Team China captain Yu Baiwei lifts the trophy after winning the IIHF Women’s World Championship Division I Group B event in Katowice, Poland, last week.

By Sun Xiaochen – China Daily

Chinese national team builds on Beijing 2022 campaign with promotion to Group A of world championship

A new day is dawning for Chinese ice hockey, with the national women’s team’s promotion to the second tier of the world championship building on the momentum of the Beijing 2022 campaign.

The Chinese women won five straight games to emerge victorious last week at the International Ice Hockey Federation Women’s World Championship Division I Group B event in Katowice, Poland, thereby claiming a spot in the Group A tournament next year.

After doing home fans proud with its solid performances at Beijing 2022 in February, China is back in Group A-a second-tier event in the IIHF system-for the first time since 2011. Previously, China had been in the world championship’s top tournament, above the divisions from I-III, from 1992 until 2009, finishing fourth at the 1994 and 1997 top-tier worlds, as well as at the 1998 Winter Olympics in Nagano, Japan.

Team China’s impressive run in Poland, capped by a decisive 7-2 win over the host, has built upon the excitement generated during the Beijing Winter Olympics to draw more attention to the sport in a country where ice hockey’s popularity is taking off, especially at youth level.

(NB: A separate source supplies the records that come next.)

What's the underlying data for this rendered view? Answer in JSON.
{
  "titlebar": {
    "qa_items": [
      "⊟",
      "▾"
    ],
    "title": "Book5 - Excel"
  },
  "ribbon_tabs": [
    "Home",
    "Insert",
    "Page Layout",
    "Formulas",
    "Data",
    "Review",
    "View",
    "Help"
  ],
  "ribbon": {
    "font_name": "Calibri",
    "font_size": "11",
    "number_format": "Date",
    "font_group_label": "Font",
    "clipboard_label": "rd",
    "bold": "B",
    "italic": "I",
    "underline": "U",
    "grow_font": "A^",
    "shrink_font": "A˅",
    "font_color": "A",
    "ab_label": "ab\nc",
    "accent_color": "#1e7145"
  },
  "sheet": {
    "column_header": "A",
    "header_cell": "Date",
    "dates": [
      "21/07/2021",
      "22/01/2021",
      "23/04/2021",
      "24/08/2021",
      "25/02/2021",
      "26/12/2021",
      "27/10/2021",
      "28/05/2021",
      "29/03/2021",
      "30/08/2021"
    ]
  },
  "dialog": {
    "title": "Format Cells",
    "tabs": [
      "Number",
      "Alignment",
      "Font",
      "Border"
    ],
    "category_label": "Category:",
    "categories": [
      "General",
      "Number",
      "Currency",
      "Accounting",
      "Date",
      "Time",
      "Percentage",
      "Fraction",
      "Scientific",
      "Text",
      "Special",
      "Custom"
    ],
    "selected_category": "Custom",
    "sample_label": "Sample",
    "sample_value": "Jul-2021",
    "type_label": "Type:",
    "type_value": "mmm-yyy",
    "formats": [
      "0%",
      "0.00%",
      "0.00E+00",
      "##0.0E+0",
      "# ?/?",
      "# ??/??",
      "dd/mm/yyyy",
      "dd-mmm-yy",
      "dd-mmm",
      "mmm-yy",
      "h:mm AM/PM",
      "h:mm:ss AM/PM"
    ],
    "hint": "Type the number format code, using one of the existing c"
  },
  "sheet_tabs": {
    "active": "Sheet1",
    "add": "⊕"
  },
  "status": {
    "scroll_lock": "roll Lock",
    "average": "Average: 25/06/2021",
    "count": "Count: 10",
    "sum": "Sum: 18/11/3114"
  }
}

Yu Baiwei, Team China’s captain and the oldest member of the squad, couldn’t contain her joy after sealing the long-awaited promotion.

“I don’t think I can put it into words. I am just so excited that we’ve made our way back toward the top. It’s a new beginning, and there will be more challenges ahead,” said the 33-year-old Yu, who has experienced plenty of ups and downs over the past 17 years with the squad.

Yu made her national team debut in 2005, when the women’s program began its decade-long struggle following its 1990s heyday.

The home Olympics came just in time with stronger State-funded support helping veterans like Yu return to the Olympic stage after the team’s last appearance at the 2010 Games in Vancouver, Canada.

“I think that playing in the Olympics after missing out on the Games for so long gave us so much confidence,” said Yu, who hails from traditional winter sports hotbed Heilongjiang province in Northeast China.

“We’ve shown what we learned and how we improved from the Olympics at the world championship. It boosted our faith that we can take another step further next year.”

Hot on the heels of the women’s event, China’s men’s squad will also fight for a promotion spot at the Division II Group A worlds, which begin on April 25 in Croatia.

Progression up the annual championship system toward the top divisions was set as a post-Beijing 2022 goal for China’s national ice hockey program leading up to the 2026 Winter Olympics in Italy.

China hopes to at least qualify its 17th-ranked women’s team as a top-division contender; at Beijing 2022, both the men and women qualified directly as host.

A naturalization policy which has added a competitive legion of North American-born players with Chinese heritage is expected to continue through the 2026 Games.

Almost half of the current women’s squad’s 24 members were born or developed their game in the US or Canada.

They were selected at tryout camps as early as 2017 to join the Chinese national program, which is jointly run by the Chinese Ice Hockey Association, KHL Russia-based partner club Kunlun Red Star and its women’s affiliate, the Vanke Rays.

After playing together in the Russian and Canadian professional leagues, China’s homegrown players and their more experienced overseas-born teammates at both KRS and the Vanke Rays have built a strong camaraderie on their mission to help grow the sport in China.

“Overall, I think we’re playing really well,” said Team China center Lin Qiqi, known as Leah Lum in her birth country, Canada.

“The coach has given us a lot of freedom to play how we’ve been playing all year and the team has a lot of chemistry,” said the University of Connecticut alumna whose grandparents were born in China.

Lin Qiqi and US-born Lin Ni, aka Rachel Llanes, both finished with seven goals and 15 points to lead both those categories at the Group B championship.

After playing on the Vanke Rays with their native Chinese teammates for several seasons, first in the Canadian women’s league and then the Russian system, the overseas-born players are proud to represent their ancestors’ nation on the ice.

“We’ve kind of been in and out of the lines in the four years but it’s been pretty solidified this past season. We know each other and how everyone plays, so it’s been really good,” said Lin Qiqi.